That would be especially true if safety Jermaine Phillips and tight end Alex Smith could use Wednesday's practice as a springboard to returning to the field. Phillips has missed three games with a forearm fracture and Smith two with an ankle sprain. Both were on the field Wednesday.
"They were both limited on the field, which is a good sign," said Gruden. "It's better than they were last week. We'll see how they feel tonight and there's a chance."
Quarterback Brian Griese was also limited due to his right elbow injury, while wide receiver Ike Hilliard participated fully despite his ongoing shoulder ailment. That was the extent of Tampa Bay's first injury report of the week.
Rookie running back Clifton Smith has drawn a lot of attention for his work in the return game since his promotion from the practice squad a month ago, and it's obviously well-deserved. However, Smith's gaudy punt and kickoff return averages and his two touchdown runbacks aren't the only thing that has gone right for the Buccaneers between the offensive and defensive snaps.

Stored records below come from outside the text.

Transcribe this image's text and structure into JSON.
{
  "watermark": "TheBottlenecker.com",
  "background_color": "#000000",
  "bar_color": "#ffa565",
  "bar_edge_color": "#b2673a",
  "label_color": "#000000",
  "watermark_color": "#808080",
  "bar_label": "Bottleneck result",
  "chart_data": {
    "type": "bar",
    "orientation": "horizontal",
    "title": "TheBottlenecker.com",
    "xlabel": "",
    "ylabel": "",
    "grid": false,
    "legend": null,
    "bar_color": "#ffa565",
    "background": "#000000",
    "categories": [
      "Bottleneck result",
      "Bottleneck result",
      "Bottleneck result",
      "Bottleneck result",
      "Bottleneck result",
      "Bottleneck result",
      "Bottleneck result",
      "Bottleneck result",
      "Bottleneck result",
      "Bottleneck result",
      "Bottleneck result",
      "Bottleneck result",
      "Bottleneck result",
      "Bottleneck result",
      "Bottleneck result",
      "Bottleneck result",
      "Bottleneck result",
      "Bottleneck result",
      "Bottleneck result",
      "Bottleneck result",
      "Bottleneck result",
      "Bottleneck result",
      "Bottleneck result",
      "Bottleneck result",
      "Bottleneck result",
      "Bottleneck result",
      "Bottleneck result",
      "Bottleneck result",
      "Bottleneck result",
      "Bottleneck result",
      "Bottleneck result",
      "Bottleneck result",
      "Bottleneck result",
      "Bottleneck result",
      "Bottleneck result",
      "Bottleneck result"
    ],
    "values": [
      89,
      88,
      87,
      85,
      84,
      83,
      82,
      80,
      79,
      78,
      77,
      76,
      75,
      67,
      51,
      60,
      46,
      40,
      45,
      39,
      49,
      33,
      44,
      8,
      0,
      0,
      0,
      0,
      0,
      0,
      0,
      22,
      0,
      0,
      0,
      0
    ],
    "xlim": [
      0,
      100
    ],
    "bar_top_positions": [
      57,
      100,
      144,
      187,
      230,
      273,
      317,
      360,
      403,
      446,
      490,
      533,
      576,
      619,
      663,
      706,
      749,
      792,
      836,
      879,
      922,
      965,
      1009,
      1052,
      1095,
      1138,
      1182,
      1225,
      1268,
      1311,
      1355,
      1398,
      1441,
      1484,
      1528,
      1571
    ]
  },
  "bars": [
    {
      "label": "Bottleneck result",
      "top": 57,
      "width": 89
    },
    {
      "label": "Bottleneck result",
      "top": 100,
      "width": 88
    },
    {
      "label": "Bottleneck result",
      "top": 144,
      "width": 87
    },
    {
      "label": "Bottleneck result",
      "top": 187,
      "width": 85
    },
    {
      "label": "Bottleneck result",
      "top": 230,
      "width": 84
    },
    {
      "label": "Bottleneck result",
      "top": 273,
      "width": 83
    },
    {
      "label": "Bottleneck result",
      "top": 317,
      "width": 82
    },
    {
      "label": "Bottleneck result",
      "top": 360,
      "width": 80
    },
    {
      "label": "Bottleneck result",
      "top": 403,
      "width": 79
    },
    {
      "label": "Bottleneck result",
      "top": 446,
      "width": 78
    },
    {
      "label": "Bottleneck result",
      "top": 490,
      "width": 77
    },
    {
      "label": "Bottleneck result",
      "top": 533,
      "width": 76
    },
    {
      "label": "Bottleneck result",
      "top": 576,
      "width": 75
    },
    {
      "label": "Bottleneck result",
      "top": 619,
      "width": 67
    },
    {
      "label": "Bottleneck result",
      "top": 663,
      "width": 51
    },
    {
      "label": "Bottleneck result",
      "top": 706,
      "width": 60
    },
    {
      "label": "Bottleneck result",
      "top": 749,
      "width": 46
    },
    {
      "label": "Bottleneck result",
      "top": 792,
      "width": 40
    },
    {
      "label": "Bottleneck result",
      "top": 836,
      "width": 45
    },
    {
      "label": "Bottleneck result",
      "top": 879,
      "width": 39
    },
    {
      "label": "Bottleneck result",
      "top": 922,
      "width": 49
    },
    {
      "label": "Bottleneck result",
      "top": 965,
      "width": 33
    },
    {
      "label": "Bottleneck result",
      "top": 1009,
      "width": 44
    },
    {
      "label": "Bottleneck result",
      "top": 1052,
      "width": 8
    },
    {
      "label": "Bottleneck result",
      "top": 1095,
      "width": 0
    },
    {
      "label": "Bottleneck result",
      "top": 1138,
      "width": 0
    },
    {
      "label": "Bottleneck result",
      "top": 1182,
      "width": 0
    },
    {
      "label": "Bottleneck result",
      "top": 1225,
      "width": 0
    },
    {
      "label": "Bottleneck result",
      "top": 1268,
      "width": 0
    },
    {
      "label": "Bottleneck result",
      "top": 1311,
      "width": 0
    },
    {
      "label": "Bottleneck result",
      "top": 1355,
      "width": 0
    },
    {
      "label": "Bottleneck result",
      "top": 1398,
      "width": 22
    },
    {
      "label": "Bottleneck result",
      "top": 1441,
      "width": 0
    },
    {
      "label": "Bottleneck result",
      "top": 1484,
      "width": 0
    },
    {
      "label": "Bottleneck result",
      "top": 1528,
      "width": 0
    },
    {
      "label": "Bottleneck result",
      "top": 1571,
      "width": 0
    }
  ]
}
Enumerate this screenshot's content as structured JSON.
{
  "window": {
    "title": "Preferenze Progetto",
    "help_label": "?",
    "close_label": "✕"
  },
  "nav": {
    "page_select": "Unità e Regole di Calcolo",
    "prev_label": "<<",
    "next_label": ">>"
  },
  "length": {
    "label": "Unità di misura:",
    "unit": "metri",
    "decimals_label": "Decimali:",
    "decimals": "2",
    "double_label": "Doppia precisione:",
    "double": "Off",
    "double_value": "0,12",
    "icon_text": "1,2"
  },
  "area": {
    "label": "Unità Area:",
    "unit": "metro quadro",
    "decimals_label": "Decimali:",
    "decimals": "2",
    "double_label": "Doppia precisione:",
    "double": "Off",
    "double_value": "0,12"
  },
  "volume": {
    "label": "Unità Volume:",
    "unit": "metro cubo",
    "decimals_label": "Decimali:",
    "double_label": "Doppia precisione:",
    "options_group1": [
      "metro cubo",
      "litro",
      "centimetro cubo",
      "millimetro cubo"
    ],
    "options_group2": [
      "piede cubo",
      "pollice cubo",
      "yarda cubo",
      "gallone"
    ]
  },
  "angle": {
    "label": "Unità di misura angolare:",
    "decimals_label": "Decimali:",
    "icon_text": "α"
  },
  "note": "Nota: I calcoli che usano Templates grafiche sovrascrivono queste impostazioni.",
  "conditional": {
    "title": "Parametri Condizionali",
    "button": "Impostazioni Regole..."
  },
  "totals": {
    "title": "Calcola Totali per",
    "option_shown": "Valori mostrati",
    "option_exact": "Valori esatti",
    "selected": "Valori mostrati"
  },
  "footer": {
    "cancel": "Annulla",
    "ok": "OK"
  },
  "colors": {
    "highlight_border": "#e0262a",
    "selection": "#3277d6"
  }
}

Tampa Bay's special teams have been outstanding all season, and especially of late. Kicker Matt Bryant is on pace to break most of the franchise's field goal records, including percentage of success, and punter Josh Bidwell has both the gross and net punting standards in his sights. Despite losing such key special-teamers as Maurice Stovall, Byron Storer and Geno Hayes (and, before the season, Torrie Cox), the coverage units remain superb as the season's third quarter draws to a close.
"Bidwell, he'll be in the Pro Bowl, I assume," said Gruden. "Bryant will be in the Pro Bowl without a doubt for what he's done. He makes all his kicks, he's an ice man. Those two guys have been superb. And our return game and coverage units have gotten better and better. That phase of our game is clearly a strength of ours and is going to have to be for us to stay alive here."
The Buccaneers rank among the league's top 10 in the following special teams categories: